Fry readability formula
How Consistent Are the Best-Known Readability Equations in Estimating the Readability of Design Standards?
Shixiang Zhou & Heejin Jeong
Industrial and Operations Engineering Department, University of Michigan, Ann Arbor, MI, USA
Transportation Research Institute Driver Interface Group
Department of Industrial and Operations Engineering, University of Michigan, Ann Arbor, MI, USA
Abstract. Research problem: Readability equations are widely used to compute how well readers will be able to understand written materials. Those equations were usually developed for nontechnical materials, namely, textbooks for elementary, middle, and high schools. This study examines to what extent computerized readability predictions are consistent for highly technical material – selected Society of Automotive Engineers (SAE) and International Standards Organization (ISO) Recommended Practices and Standards relating to driver interfaces. Literature review: A review of original sources of readability equations revealed a lack of specific criteria in counting various punctuation and text elements, leading to inconsistent readability scores. Few studies on the reliability of readability equations have identified this problem, and even fewer have systematically investigated the extent of the problem and the reasons why it occurs. Research questions:
(1) Do the most commonly used equations give identical readability scores?
(2) How do the scores for each readability equation vary with readability tools?
(3) If there are differences between readability tools, why do they occur?
(4) How does the score vary with the length of passage examined?

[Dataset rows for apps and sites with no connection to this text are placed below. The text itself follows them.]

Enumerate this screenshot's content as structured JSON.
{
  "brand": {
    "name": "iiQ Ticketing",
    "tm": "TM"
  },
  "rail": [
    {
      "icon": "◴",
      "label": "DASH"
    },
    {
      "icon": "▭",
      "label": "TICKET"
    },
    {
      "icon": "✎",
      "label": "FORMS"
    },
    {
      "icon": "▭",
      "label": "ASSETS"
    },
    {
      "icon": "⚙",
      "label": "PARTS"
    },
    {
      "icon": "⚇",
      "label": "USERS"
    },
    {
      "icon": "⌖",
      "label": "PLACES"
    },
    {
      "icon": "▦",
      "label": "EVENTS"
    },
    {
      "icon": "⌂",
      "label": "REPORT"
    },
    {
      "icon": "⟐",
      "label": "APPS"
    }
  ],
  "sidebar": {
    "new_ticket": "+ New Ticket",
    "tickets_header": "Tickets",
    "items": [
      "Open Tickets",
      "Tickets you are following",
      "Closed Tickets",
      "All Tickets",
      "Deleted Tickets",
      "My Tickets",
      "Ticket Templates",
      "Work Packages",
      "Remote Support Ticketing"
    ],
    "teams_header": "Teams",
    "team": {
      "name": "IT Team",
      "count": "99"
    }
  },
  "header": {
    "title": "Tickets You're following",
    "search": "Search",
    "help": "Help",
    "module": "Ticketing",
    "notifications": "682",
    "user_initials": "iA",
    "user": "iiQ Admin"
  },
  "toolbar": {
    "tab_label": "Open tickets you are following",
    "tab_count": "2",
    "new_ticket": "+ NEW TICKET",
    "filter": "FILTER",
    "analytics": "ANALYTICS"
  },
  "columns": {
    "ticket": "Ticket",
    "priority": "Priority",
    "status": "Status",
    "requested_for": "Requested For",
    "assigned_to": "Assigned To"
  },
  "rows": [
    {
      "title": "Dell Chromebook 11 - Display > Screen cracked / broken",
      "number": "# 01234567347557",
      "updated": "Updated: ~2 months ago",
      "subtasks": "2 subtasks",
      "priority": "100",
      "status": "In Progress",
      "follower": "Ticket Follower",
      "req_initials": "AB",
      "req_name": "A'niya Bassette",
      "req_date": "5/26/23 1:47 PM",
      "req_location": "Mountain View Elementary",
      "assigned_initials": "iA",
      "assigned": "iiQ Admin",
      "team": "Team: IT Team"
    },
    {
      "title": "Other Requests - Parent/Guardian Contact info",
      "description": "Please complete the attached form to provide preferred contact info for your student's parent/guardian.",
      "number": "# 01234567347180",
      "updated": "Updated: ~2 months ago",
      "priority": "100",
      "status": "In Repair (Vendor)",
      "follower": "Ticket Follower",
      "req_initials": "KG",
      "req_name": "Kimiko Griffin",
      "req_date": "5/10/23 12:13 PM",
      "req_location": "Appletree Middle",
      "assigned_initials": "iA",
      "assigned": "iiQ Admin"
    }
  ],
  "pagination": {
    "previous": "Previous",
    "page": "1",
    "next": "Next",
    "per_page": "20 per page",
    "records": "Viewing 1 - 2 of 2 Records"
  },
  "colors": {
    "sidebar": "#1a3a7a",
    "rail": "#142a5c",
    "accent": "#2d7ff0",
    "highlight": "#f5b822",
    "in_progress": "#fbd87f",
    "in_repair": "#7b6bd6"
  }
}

Method: Passages of varying lengths from 12 selected SAE and ISO Recommended Practices and Standards were examined using five readability equations (Flesch-Kincaid Grade Level, Gunning Fog Index, SMOG Index, Coleman-Liau Index, and Automated Readability Index) implemented five ways (four online readability tools and Microsoft Word 2013 for Windows). In addition, short test passages of text were used to understand how different readability tools counted text elements, such as words and sentences. Results and conclusions: The mean readability scores of the passages from those 12 SAE and ISO Recommended Practices and Standards ranged from the 10th grade reading level to about 15th. The mean grade reading levels computed across the websites were: Flesch-Kincaid 12.8, Gunning Fog 15.1 SMOG 12.6, Coleman-Liau 13.7, and Automated Readability Index 12.3. Readability score estimates became more consistent as the length of the passage examined increased, with no noteworthy improvements beyond 900 words. Among the five readability tools, scores typically differed by two grade levels, but the scores should have been the same. These differences were due to how compound and hyphenated words, slashes, numbers, abbreviations and acronyms, and URLs were counted, as well other punctuation and text elements. These differences occurred because the sources for these equations often did not specify how to score various punctuation and text elements. Of the tools examined, the authors recommend Microsoft Word 2013 for Windows if the Flesch-Kincaid Grade Level is required.